Return copies of the lines below that mention "Imagery".

=== DATA TO USE ===

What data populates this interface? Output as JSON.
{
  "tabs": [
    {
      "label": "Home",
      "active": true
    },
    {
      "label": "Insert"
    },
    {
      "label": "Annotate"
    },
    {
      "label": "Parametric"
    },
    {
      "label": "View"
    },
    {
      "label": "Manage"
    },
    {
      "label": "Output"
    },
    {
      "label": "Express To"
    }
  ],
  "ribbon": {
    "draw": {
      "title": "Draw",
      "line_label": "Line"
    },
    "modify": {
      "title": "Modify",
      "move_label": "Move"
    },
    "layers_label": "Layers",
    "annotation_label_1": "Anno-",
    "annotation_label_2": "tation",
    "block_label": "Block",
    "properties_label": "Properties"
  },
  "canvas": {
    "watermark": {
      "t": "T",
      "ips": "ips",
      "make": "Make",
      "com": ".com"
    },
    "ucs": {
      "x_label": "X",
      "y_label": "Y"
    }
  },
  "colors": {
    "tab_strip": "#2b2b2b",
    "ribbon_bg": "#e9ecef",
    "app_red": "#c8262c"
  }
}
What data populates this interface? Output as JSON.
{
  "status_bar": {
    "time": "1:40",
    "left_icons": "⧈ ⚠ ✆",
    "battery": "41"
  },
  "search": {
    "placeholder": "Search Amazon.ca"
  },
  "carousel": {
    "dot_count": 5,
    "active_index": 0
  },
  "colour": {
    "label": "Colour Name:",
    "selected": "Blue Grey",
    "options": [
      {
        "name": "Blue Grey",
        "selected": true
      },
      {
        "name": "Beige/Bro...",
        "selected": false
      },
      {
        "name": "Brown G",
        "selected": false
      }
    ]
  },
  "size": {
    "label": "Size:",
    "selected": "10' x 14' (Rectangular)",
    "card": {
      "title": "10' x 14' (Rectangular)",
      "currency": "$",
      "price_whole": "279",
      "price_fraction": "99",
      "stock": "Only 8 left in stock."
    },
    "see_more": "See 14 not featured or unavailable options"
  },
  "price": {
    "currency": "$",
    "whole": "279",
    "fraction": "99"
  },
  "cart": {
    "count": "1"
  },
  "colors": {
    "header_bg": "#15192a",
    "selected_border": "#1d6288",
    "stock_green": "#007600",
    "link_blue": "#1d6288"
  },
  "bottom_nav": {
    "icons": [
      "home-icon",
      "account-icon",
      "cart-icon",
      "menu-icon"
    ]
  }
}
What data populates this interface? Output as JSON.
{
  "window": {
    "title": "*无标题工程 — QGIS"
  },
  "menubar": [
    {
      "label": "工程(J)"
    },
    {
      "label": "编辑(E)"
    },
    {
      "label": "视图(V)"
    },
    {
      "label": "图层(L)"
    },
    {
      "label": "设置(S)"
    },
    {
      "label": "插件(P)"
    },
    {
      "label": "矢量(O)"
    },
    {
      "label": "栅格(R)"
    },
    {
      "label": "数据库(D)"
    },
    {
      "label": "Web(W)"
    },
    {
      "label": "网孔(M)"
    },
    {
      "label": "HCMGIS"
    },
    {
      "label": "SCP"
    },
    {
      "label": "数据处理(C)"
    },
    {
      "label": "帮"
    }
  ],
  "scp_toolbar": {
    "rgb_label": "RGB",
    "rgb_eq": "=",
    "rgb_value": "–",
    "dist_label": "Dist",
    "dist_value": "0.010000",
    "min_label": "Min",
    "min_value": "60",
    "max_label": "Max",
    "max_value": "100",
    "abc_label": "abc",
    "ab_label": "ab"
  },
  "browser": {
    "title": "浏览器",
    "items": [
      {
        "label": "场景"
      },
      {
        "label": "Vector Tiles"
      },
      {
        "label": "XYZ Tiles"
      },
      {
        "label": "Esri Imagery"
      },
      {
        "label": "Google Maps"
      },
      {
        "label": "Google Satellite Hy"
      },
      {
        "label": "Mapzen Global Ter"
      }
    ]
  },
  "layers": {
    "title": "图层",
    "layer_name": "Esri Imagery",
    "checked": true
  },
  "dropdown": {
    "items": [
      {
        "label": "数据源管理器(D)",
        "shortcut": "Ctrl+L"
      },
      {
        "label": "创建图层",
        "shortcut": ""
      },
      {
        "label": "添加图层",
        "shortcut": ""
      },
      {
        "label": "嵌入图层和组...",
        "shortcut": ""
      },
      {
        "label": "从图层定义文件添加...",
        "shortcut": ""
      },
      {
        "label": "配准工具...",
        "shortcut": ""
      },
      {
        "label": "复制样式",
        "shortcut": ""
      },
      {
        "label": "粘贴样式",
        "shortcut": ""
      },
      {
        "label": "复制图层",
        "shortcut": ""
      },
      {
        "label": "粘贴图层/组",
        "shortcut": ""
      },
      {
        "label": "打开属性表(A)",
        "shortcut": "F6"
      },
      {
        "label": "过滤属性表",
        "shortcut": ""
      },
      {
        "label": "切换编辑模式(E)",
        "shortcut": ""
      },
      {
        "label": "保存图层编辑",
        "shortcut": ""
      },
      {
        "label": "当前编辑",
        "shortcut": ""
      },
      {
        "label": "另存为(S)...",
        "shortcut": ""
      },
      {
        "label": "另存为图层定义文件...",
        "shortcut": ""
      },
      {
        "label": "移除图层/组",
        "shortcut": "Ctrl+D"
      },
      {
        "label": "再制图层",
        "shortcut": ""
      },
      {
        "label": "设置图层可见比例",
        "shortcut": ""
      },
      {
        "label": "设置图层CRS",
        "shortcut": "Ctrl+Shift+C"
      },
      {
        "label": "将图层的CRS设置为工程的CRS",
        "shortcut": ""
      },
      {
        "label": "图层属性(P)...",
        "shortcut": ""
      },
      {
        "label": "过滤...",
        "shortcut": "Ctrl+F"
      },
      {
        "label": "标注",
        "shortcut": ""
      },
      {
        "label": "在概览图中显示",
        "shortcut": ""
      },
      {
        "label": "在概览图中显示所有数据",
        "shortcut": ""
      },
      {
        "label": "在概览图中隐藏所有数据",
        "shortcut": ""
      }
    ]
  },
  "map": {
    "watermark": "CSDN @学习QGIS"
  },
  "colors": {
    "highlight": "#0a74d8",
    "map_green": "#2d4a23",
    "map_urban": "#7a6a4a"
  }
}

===

*EXERCISE RESULT:*
        "label": "Esri Imagery"
    "layer_name": "Esri Imagery",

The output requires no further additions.